→ Task statement
Which lines below contain the word "icon"? Copy each of them.

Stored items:
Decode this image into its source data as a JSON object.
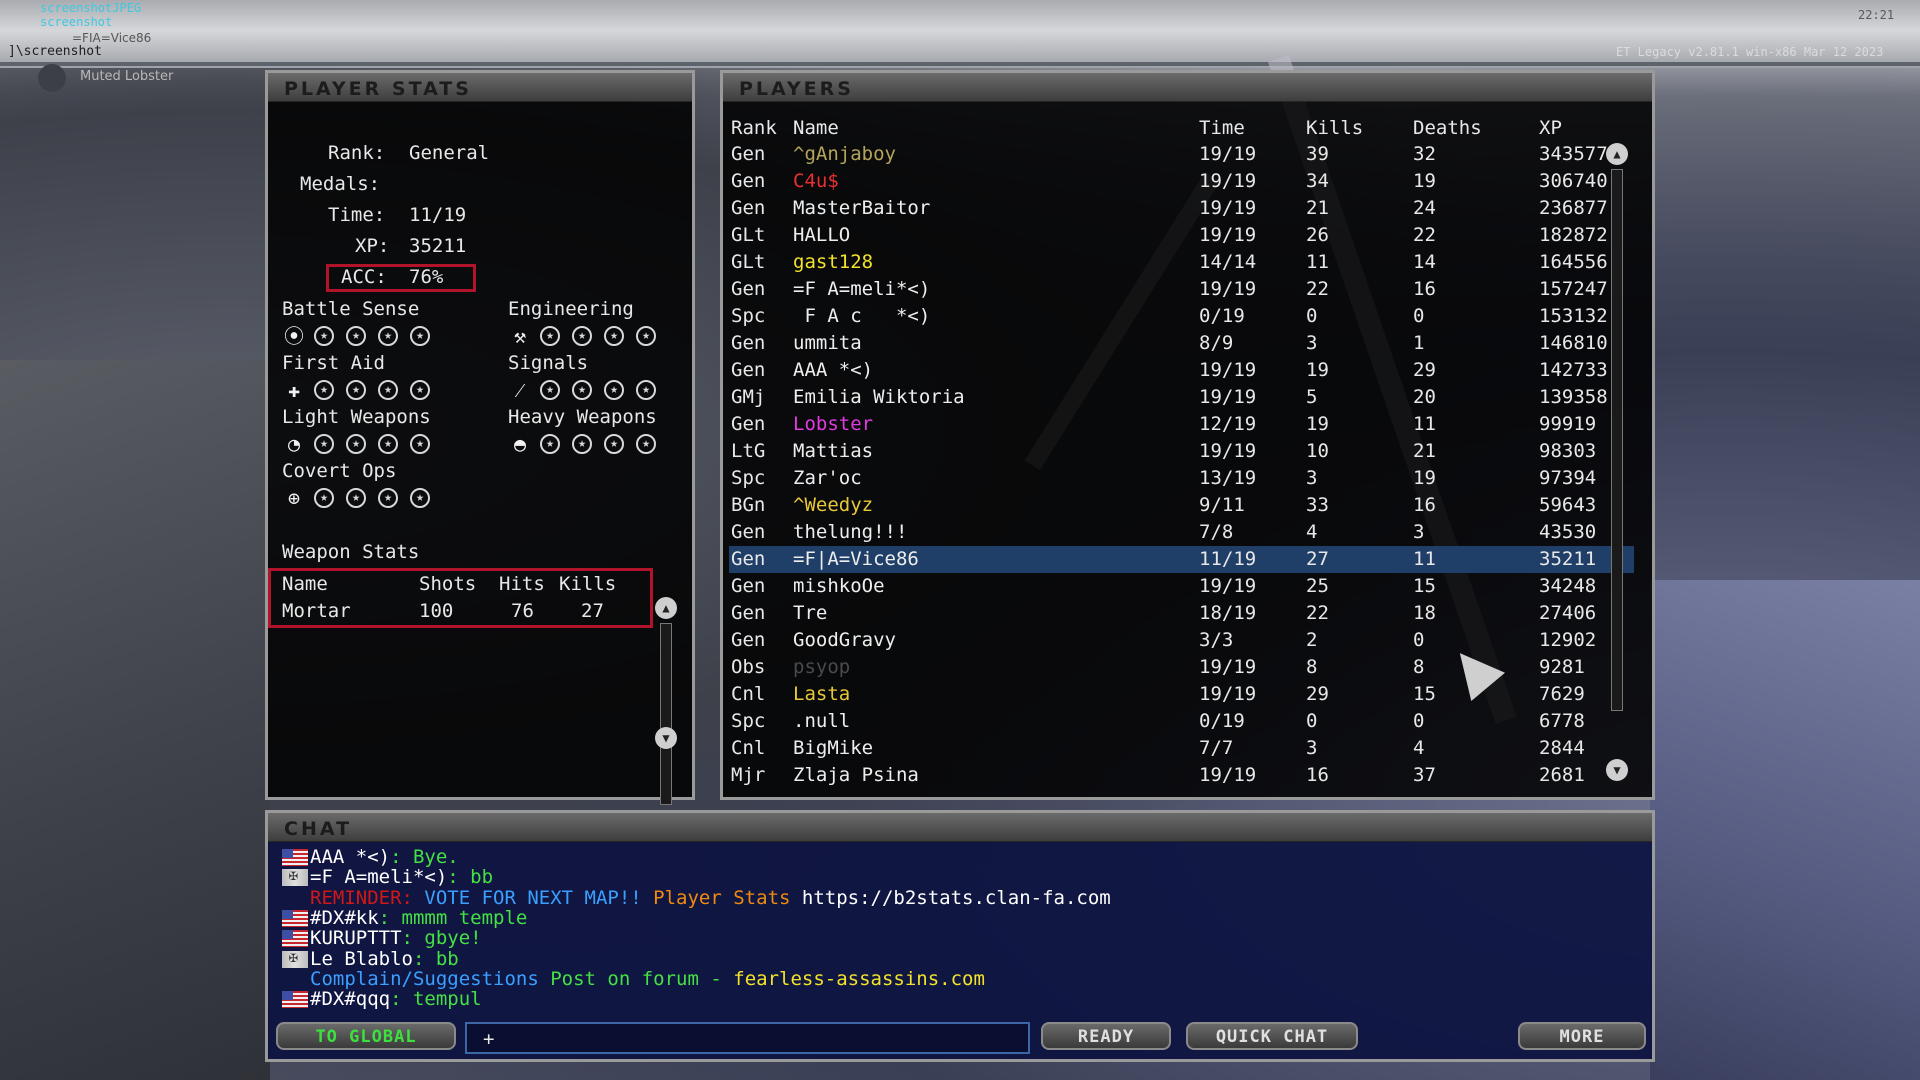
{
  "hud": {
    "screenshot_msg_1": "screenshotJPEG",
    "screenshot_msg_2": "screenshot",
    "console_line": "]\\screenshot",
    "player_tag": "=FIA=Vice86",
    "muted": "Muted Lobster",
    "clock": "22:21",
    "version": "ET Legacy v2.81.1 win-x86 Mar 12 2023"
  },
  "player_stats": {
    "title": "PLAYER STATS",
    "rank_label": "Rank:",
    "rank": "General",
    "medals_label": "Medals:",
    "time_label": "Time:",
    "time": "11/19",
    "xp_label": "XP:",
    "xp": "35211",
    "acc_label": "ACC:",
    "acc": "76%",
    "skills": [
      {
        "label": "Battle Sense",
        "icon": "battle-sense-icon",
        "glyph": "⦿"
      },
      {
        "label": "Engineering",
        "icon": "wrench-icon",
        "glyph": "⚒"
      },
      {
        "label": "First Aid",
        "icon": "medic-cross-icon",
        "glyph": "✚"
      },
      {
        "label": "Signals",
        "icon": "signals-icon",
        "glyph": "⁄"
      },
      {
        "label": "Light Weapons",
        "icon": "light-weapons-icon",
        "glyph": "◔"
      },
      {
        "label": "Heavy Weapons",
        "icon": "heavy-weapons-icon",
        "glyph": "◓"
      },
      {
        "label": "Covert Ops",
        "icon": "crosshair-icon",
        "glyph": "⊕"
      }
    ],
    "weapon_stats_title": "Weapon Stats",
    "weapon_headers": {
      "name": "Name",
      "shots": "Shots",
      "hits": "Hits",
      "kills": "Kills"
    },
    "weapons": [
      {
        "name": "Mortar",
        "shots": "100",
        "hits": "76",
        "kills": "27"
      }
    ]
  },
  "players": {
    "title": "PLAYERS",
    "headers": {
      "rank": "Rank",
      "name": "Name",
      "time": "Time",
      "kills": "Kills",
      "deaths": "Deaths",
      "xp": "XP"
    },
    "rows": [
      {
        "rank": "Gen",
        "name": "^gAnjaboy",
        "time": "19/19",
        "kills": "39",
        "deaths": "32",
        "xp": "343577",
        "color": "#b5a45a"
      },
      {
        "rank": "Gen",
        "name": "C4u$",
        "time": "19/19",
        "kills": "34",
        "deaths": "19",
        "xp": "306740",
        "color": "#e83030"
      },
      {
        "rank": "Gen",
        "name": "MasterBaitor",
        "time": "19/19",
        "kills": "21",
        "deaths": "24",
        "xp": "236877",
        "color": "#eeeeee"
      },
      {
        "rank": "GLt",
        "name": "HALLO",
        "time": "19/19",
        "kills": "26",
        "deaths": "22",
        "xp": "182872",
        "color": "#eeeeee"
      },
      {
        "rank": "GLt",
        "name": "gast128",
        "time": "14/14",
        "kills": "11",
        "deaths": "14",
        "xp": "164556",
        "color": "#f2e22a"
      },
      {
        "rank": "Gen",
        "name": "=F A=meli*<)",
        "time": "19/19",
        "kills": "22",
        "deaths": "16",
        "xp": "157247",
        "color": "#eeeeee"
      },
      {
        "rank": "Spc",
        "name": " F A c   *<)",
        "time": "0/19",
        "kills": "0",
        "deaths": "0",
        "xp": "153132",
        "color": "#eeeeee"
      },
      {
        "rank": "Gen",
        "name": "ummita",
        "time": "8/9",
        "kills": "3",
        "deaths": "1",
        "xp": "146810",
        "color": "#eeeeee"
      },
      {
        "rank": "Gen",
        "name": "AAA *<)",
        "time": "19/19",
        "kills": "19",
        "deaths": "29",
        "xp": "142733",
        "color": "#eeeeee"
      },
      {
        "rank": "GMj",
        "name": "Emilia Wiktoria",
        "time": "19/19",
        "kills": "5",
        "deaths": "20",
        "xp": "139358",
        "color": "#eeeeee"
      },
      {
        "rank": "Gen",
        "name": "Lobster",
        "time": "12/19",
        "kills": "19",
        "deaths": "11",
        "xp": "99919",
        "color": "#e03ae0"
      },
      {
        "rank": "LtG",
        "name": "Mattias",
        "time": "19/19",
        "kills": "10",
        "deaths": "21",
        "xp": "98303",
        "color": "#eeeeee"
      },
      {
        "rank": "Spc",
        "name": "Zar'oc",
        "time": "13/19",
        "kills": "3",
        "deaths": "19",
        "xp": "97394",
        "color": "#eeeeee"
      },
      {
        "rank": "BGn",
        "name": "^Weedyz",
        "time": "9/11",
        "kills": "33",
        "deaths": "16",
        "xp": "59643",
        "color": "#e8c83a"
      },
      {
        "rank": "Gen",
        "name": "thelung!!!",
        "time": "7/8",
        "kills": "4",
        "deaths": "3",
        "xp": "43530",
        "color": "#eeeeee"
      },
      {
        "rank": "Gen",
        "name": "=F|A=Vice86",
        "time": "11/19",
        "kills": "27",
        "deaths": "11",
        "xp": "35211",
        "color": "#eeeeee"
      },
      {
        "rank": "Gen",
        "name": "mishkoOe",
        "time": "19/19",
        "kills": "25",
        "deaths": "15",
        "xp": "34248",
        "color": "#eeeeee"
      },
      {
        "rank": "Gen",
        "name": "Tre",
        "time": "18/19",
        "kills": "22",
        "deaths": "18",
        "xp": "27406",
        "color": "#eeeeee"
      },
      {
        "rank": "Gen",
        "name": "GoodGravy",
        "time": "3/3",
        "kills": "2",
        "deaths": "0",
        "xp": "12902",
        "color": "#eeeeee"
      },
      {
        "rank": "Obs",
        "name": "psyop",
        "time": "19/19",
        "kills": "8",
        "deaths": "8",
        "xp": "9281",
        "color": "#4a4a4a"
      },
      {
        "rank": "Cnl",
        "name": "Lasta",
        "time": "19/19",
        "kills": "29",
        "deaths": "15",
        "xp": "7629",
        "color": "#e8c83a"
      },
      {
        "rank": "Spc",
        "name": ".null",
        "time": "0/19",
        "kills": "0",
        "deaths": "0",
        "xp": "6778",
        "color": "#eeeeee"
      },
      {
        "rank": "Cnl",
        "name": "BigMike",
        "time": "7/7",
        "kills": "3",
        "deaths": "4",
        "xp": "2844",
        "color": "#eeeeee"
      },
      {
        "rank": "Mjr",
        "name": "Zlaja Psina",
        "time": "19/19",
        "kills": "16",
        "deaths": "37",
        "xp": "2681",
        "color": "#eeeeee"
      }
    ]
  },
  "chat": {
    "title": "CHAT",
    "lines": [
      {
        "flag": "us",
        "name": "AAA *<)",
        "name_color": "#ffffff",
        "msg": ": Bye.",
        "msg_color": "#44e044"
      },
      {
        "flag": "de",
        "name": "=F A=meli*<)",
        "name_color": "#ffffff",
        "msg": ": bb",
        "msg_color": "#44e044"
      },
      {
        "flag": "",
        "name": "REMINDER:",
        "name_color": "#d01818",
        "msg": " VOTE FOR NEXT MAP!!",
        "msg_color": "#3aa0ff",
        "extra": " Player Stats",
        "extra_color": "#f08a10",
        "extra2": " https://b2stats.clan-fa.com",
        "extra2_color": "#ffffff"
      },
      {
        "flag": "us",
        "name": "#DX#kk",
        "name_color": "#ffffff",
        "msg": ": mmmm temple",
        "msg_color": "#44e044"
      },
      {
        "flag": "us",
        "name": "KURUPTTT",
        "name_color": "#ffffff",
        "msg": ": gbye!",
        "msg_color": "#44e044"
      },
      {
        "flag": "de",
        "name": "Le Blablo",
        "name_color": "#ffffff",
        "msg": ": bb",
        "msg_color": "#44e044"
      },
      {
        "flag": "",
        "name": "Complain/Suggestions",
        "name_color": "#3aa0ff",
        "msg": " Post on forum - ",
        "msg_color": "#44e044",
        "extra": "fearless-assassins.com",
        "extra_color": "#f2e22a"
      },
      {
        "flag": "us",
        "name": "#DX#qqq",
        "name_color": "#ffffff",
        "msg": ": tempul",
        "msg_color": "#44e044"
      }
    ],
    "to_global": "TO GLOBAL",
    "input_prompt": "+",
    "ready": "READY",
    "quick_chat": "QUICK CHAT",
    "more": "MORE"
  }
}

→ Result of the exercise
        "icon": "battle-sense-icon",
        "icon": "wrench-icon",
        "icon": "medic-cross-icon",
        "icon": "signals-icon",
        "icon": "light-weapons-icon",
        "icon": "heavy-weapons-icon",
        "icon": "crosshair-icon",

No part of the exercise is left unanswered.